--- START ---

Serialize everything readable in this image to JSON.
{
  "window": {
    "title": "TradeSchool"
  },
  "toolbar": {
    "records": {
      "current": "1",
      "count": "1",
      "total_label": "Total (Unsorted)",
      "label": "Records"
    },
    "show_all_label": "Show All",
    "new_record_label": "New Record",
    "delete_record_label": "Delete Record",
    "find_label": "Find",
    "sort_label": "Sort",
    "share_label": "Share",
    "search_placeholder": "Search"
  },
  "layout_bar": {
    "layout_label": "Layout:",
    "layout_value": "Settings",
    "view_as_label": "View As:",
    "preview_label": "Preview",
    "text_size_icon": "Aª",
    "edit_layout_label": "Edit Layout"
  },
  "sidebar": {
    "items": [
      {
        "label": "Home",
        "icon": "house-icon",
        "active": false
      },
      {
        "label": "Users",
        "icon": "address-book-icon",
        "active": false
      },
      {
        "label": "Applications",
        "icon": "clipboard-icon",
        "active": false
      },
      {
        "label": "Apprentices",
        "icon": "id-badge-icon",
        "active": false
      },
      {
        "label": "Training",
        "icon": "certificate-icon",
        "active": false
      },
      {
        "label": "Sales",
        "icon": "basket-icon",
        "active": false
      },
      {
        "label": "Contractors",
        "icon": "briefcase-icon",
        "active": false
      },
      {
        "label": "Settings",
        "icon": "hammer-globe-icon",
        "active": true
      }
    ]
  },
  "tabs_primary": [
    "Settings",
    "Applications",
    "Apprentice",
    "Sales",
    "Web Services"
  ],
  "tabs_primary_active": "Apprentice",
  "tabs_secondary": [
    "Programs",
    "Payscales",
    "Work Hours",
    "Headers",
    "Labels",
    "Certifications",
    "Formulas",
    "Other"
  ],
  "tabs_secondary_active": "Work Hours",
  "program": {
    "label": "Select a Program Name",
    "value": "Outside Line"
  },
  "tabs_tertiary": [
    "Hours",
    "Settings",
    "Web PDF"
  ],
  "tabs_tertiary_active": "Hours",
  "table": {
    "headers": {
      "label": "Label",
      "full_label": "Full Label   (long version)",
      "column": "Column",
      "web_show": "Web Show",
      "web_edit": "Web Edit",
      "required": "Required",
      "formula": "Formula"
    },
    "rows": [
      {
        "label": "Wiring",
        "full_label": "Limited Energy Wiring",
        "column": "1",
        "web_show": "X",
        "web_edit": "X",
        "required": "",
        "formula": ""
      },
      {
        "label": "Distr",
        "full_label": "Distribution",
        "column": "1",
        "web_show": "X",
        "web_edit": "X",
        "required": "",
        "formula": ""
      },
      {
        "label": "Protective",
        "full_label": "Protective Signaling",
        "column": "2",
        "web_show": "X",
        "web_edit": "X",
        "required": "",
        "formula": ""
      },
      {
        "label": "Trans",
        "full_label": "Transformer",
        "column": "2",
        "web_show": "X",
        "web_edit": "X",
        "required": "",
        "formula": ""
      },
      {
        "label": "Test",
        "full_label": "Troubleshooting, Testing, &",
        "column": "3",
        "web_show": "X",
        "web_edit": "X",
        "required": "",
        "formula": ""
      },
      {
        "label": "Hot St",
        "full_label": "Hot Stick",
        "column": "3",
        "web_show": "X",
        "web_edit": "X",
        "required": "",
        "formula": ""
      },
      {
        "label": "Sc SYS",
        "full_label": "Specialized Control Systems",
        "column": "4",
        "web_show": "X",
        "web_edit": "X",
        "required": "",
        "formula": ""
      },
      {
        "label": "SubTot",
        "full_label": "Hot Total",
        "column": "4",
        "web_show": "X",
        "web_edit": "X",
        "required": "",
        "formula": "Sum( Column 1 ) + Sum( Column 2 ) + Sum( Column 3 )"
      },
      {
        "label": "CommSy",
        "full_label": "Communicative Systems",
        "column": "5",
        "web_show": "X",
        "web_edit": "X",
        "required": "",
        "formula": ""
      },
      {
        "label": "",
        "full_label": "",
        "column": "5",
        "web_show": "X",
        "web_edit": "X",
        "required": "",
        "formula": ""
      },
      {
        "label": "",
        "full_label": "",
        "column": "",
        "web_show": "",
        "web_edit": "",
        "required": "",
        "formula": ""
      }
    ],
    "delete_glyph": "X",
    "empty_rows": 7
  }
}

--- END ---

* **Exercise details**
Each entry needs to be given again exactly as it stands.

* **Solution for this problem**
Serialize everything readable in this image to JSON.
{
  "window": {
    "title": "TradeSchool"
  },
  "toolbar": {
    "records": {
      "current": "1",
      "count": "1",
      "total_label": "Total (Unsorted)",
      "label": "Records"
    },
    "show_all_label": "Show All",
    "new_record_label": "New Record",
    "delete_record_label": "Delete Record",
    "find_label": "Find",
    "sort_label": "Sort",
    "share_label": "Share",
    "search_placeholder": "Search"
  },
  "layout_bar": {
    "layout_label": "Layout:",
    "layout_value": "Settings",
    "view_as_label": "View As:",
    "preview_label": "Preview",
    "text_size_icon": "Aª",
    "edit_layout_label": "Edit Layout"
  },
  "sidebar": {
    "items": [
      {
        "label": "Home",
        "icon": "house-icon",
        "active": false
      },
      {
        "label": "Users",
        "icon": "address-book-icon",
        "active": false
      },
      {
        "label": "Applications",
        "icon": "clipboard-icon",
        "active": false
      },
      {
        "label": "Apprentices",
        "icon": "id-badge-icon",
        "active": false
      },
      {
        "label": "Training",
        "icon": "certificate-icon",
        "active": false
      },
      {
        "label": "Sales",
        "icon": "basket-icon",
        "active": false
      },
      {
        "label": "Contractors",
        "icon": "briefcase-icon",
        "active": false
      },
      {
        "label": "Settings",
        "icon": "hammer-globe-icon",
        "active": true
      }
    ]
  },
  "tabs_primary": [
    "Settings",
    "Applications",
    "Apprentice",
    "Sales",
    "Web Services"
  ],
  "tabs_primary_active": "Apprentice",
  "tabs_secondary": [
    "Programs",
    "Payscales",
    "Work Hours",
    "Headers",
    "Labels",
    "Certifications",
    "Formulas",
    "Other"
  ],
  "tabs_secondary_active": "Work Hours",
  "program": {
    "label": "Select a Program Name",
    "value": "Outside Line"
  },
  "tabs_tertiary": [
    "Hours",
    "Settings",
    "Web PDF"
  ],
  "tabs_tertiary_active": "Hours",
  "table": {
    "headers": {
      "label": "Label",
      "full_label": "Full Label   (long version)",
      "column": "Column",
      "web_show": "Web Show",
      "web_edit": "Web Edit",
      "required": "Required",
      "formula": "Formula"
    },
    "rows": [
      {
        "label": "Wiring",
        "full_label": "Limited Energy Wiring",
        "column": "1",
        "web_show": "X",
        "web_edit": "X",
        "required": "",
        "formula": ""
      },
      {
        "label": "Distr",
        "full_label": "Distribution",
        "column": "1",
        "web_show": "X",
        "web_edit": "X",
        "required": "",
        "formula": ""
      },
      {
        "label": "Protective",
        "full_label": "Protective Signaling",
        "column": "2",
        "web_show": "X",
        "web_edit": "X",
        "required": "",
        "formula": ""
      },
      {
        "label": "Trans",
        "full_label": "Transformer",
        "column": "2",
        "web_show": "X",
        "web_edit": "X",
        "required": "",
        "formula": ""
      },
      {
        "label": "Test",
        "full_label": "Troubleshooting, Testing, &",
        "column": "3",
        "web_show": "X",
        "web_edit": "X",
        "required": "",
        "formula": ""
      },
      {
        "label": "Hot St",
        "full_label": "Hot Stick",
        "column": "3",
        "web_show": "X",
        "web_edit": "X",
        "required": "",
        "formula": ""
      },
      {
        "label": "Sc SYS",
        "full_label": "Specialized Control Systems",
        "column": "4",
        "web_show": "X",
        "web_edit": "X",
        "required": "",
        "formula": ""
      },
      {
        "label": "SubTot",
        "full_label": "Hot Total",
        "column": "4",
        "web_show": "X",
        "web_edit": "X",
        "required": "",
        "formula": "Sum( Column 1 ) + Sum( Column 2 ) + Sum( Column 3 )"
      },
      {
        "label": "CommSy",
        "full_label": "Communicative Systems",
        "column": "5",
        "web_show": "X",
        "web_edit": "X",
        "required": "",
        "formula": ""
      },
      {
        "label": "",
        "full_label": "",
        "column": "5",
        "web_show": "X",
        "web_edit": "X",
        "required": "",
        "formula": ""
      },
      {
        "label": "",
        "full_label": "",
        "column": "",
        "web_show": "",
        "web_edit": "",
        "required": "",
        "formula": ""
      }
    ],
    "delete_glyph": "X",
    "empty_rows": 7
  }
}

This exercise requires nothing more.